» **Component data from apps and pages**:

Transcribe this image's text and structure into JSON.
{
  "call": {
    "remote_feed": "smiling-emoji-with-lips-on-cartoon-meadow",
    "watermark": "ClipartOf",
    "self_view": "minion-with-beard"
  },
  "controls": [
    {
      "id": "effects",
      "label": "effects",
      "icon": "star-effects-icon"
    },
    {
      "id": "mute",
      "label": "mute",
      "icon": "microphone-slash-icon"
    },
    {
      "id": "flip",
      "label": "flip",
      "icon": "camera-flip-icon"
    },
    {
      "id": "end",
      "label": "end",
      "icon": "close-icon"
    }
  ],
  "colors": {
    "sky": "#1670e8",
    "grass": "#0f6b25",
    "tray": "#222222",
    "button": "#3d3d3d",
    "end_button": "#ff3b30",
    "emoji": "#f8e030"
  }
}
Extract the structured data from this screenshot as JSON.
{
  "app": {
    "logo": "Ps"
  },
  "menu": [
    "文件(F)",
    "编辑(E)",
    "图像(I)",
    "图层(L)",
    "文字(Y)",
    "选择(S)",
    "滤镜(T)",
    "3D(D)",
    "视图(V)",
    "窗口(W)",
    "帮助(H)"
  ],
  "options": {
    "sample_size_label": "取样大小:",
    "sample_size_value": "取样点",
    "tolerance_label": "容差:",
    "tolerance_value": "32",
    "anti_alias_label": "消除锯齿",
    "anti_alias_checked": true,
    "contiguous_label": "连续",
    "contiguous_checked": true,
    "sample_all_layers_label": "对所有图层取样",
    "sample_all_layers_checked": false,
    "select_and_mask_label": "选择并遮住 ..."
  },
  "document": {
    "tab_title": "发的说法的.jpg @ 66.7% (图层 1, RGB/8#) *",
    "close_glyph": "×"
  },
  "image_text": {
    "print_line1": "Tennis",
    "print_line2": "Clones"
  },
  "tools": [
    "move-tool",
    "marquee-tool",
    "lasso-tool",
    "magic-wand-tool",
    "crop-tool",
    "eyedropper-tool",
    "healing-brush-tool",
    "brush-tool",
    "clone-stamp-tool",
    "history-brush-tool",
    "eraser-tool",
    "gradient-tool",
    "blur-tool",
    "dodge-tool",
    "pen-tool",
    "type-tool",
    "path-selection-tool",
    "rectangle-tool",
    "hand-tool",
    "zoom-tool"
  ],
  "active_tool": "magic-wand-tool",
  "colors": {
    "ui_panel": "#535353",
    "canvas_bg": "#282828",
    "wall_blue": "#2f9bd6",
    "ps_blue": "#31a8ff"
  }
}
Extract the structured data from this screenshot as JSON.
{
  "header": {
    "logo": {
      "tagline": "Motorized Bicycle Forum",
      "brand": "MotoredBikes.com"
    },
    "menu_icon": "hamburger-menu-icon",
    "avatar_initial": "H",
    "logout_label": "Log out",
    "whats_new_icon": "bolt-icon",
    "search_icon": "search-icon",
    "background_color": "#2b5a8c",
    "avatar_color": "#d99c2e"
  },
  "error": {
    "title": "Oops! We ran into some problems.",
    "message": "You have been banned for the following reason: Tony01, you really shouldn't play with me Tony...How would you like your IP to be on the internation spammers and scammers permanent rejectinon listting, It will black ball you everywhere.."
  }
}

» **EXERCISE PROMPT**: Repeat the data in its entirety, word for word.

» **COMPLETED TASK**:
Transcribe this image's text and structure into JSON.
{
  "call": {
    "remote_feed": "smiling-emoji-with-lips-on-cartoon-meadow",
    "watermark": "ClipartOf",
    "self_view": "minion-with-beard"
  },
  "controls": [
    {
      "id": "effects",
      "label": "effects",
      "icon": "star-effects-icon"
    },
    {
      "id": "mute",
      "label": "mute",
      "icon": "microphone-slash-icon"
    },
    {
      "id": "flip",
      "label": "flip",
      "icon": "camera-flip-icon"
    },
    {
      "id": "end",
      "label": "end",
      "icon": "close-icon"
    }
  ],
  "colors": {
    "sky": "#1670e8",
    "grass": "#0f6b25",
    "tray": "#222222",
    "button": "#3d3d3d",
    "end_button": "#ff3b30",
    "emoji": "#f8e030"
  }
}
Extract the structured data from this screenshot as JSON.
{
  "app": {
    "logo": "Ps"
  },
  "menu": [
    "文件(F)",
    "编辑(E)",
    "图像(I)",
    "图层(L)",
    "文字(Y)",
    "选择(S)",
    "滤镜(T)",
    "3D(D)",
    "视图(V)",
    "窗口(W)",
    "帮助(H)"
  ],
  "options": {
    "sample_size_label": "取样大小:",
    "sample_size_value": "取样点",
    "tolerance_label": "容差:",
    "tolerance_value": "32",
    "anti_alias_label": "消除锯齿",
    "anti_alias_checked": true,
    "contiguous_label": "连续",
    "contiguous_checked": true,
    "sample_all_layers_label": "对所有图层取样",
    "sample_all_layers_checked": false,
    "select_and_mask_label": "选择并遮住 ..."
  },
  "document": {
    "tab_title": "发的说法的.jpg @ 66.7% (图层 1, RGB/8#) *",
    "close_glyph": "×"
  },
  "image_text": {
    "print_line1": "Tennis",
    "print_line2": "Clones"
  },
  "tools": [
    "move-tool",
    "marquee-tool",
    "lasso-tool",
    "magic-wand-tool",
    "crop-tool",
    "eyedropper-tool",
    "healing-brush-tool",
    "brush-tool",
    "clone-stamp-tool",
    "history-brush-tool",
    "eraser-tool",
    "gradient-tool",
    "blur-tool",
    "dodge-tool",
    "pen-tool",
    "type-tool",
    "path-selection-tool",
    "rectangle-tool",
    "hand-tool",
    "zoom-tool"
  ],
  "active_tool": "magic-wand-tool",
  "colors": {
    "ui_panel": "#535353",
    "canvas_bg": "#282828",
    "wall_blue": "#2f9bd6",
    "ps_blue": "#31a8ff"
  }
}
Extract the structured data from this screenshot as JSON.
{
  "header": {
    "logo": {
      "tagline": "Motorized Bicycle Forum",
      "brand": "MotoredBikes.com"
    },
    "menu_icon": "hamburger-menu-icon",
    "avatar_initial": "H",
    "logout_label": "Log out",
    "whats_new_icon": "bolt-icon",
    "search_icon": "search-icon",
    "background_color": "#2b5a8c",
    "avatar_color": "#d99c2e"
  },
  "error": {
    "title": "Oops! We ran into some problems.",
    "message": "You have been banned for the following reason: Tony01, you really shouldn't play with me Tony...How would you like your IP to be on the internation spammers and scammers permanent rejectinon listting, It will black ball you everywhere.."
  }
}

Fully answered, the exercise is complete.